The Apollo Missions Science Packages

25th November 2014

This talk was given by the Keith Wright, who was an engineer working on all the science packages that were included in the Apollo missions.
Keith started by reviewing his career, stating with making model rockets at school, and on through working on “Blue Streak” to Apollo in 1966. He then joined ESA in 1972.
We looked at the various packages that were attacked to the lunar lander, starting with Apollo 11 which had laser ranging reflector, a passive seismometer and a dust analyser. After that we looked at the instruments that were additional to what was brought by earlier landings, though many of the experiments were repeated.
Apollo 12 had a magnetometer, a solar wind detector, an ion detector and an atmospheric pressure meter. All these were connected to a central station. As Keith discussed each bit of equipment, he also told stories about training the astronauts, problems, etc., e.g. tripping over cables on the Moon.
Apollo 14 had an active seismometer with a small mortar and astronaut operated thumper, and a charged particle detector.
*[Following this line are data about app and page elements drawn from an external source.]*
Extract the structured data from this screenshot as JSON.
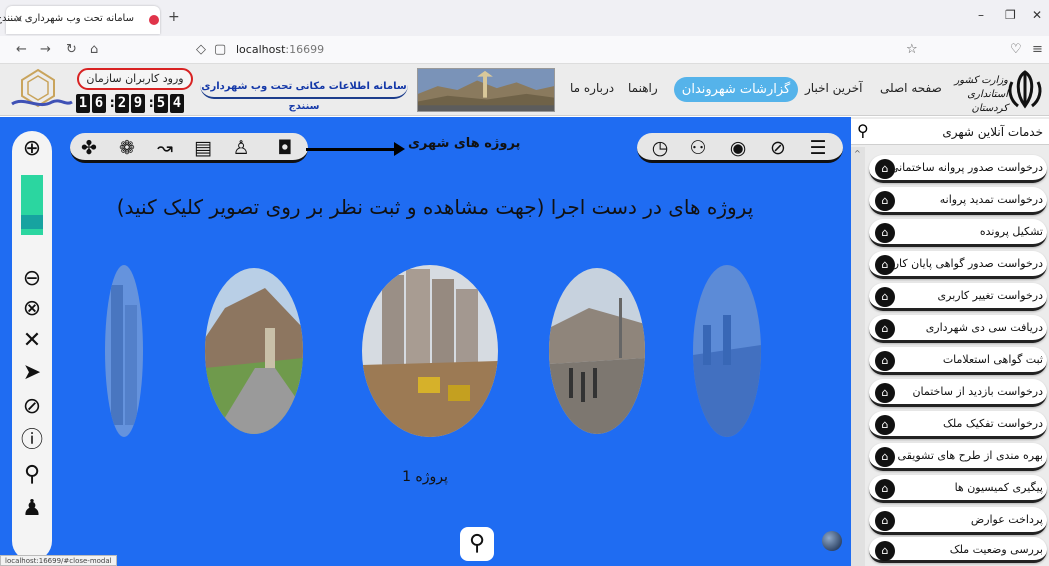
{
  "browser": {
    "tab_title": "سامانه تحت وب شهرداری سنندج",
    "tab_close": "×",
    "new_tab": "+",
    "url_host": "localhost",
    "url_port": ":16699",
    "win_min": "–",
    "win_max": "❐",
    "win_close": "✕"
  },
  "header": {
    "ministry": "وزارت کشور استانداری کردستان",
    "nav": {
      "home": "صفحه اصلی",
      "news": "آخرین اخبار",
      "reports": "گزارشات شهروندان",
      "guide": "راهنما",
      "about": "درباره ما"
    },
    "system_title": "سامانه اطلاعات مکانی تحت وب شهرداری سنندج",
    "login": "ورود کاربران سازمان",
    "clock": [
      "1",
      "6",
      ":",
      "2",
      "9",
      ":",
      "5",
      "4"
    ]
  },
  "main": {
    "projects_label": "پروژه های شهری",
    "headline": "پروژه های در دست اجرا (جهت مشاهده و ثبت نظر بر روی تصویر کلیک کنید)",
    "caption": "پروژه 1",
    "status_url": "localhost:16699/#close-modal"
  },
  "sidebar": {
    "title": "خدمات آنلاین شهری",
    "items": [
      "درخواست صدور پروانه ساختمانی",
      "درخواست تمدید پروانه",
      "تشکیل پرونده",
      "درخواست صدور گواهی پایان کار",
      "درخواست تغییر کاربری",
      "دریافت سی دی شهرداری",
      "ثبت گواهی استعلامات",
      "درخواست بازدید از ساختمان",
      "درخواست تفکیک ملک",
      "بهره مندی از طرح های تشویقی",
      "پیگیری کمیسیون ها",
      "پرداخت عوارض",
      "بررسی وضعیت ملک"
    ]
  },
  "colors": {
    "main_blue": "#1f6cf2",
    "nav_active": "#55b3ea",
    "login_border": "#d82222",
    "zoom_slider": "#2bd6a0"
  }
}
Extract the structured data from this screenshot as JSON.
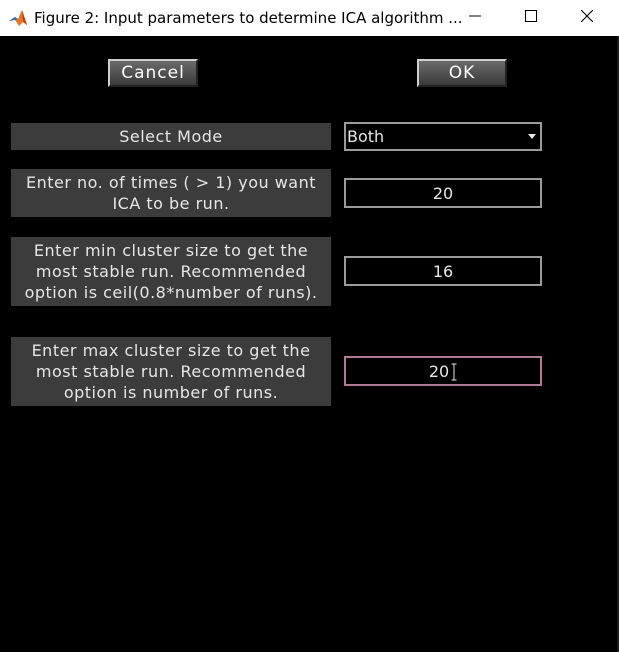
{
  "window": {
    "title": "Figure 2: Input parameters to determine ICA algorithm ..."
  },
  "buttons": {
    "cancel_label": "Cancel",
    "ok_label": "OK"
  },
  "mode": {
    "label": "Select Mode",
    "value": "Both"
  },
  "times": {
    "label": "Enter no. of times ( > 1) you want ICA to be run.",
    "value": "20"
  },
  "min_cluster": {
    "label": "Enter min cluster size to get the most stable run. Recommended option is ceil(0.8*number of runs).",
    "value": "16"
  },
  "max_cluster": {
    "label": "Enter max cluster size to get the most stable run. Recommended option is number of runs.",
    "value": "20"
  },
  "colors": {
    "background": "#000000",
    "label_bg": "#3c3c3c",
    "text": "#e6e6e6",
    "active_border": "#b07a95"
  },
  "icons": {
    "app": "matlab-icon",
    "minimize": "minimize-icon",
    "maximize": "maximize-icon",
    "close": "close-icon",
    "dropdown": "chevron-down-icon",
    "text_cursor": "text-cursor-icon"
  }
}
Apollo 15 included a heat flow detector, but it proved very difficult to drill into the surface to install it, so only one of the two sensors was installed. Apollo 16 had no new items, and Apollo 17 had a gravimeter and an atmospheric composition spectrometer.
Keith concluded by telling us how much our understanding of the Moon has been added to by the information these experiments gave us. For example, the internal structure of the moon is now known to be very different from what we thought it was before all the seismology experiments.
An excellent talk on a subject which the audience found most interesting.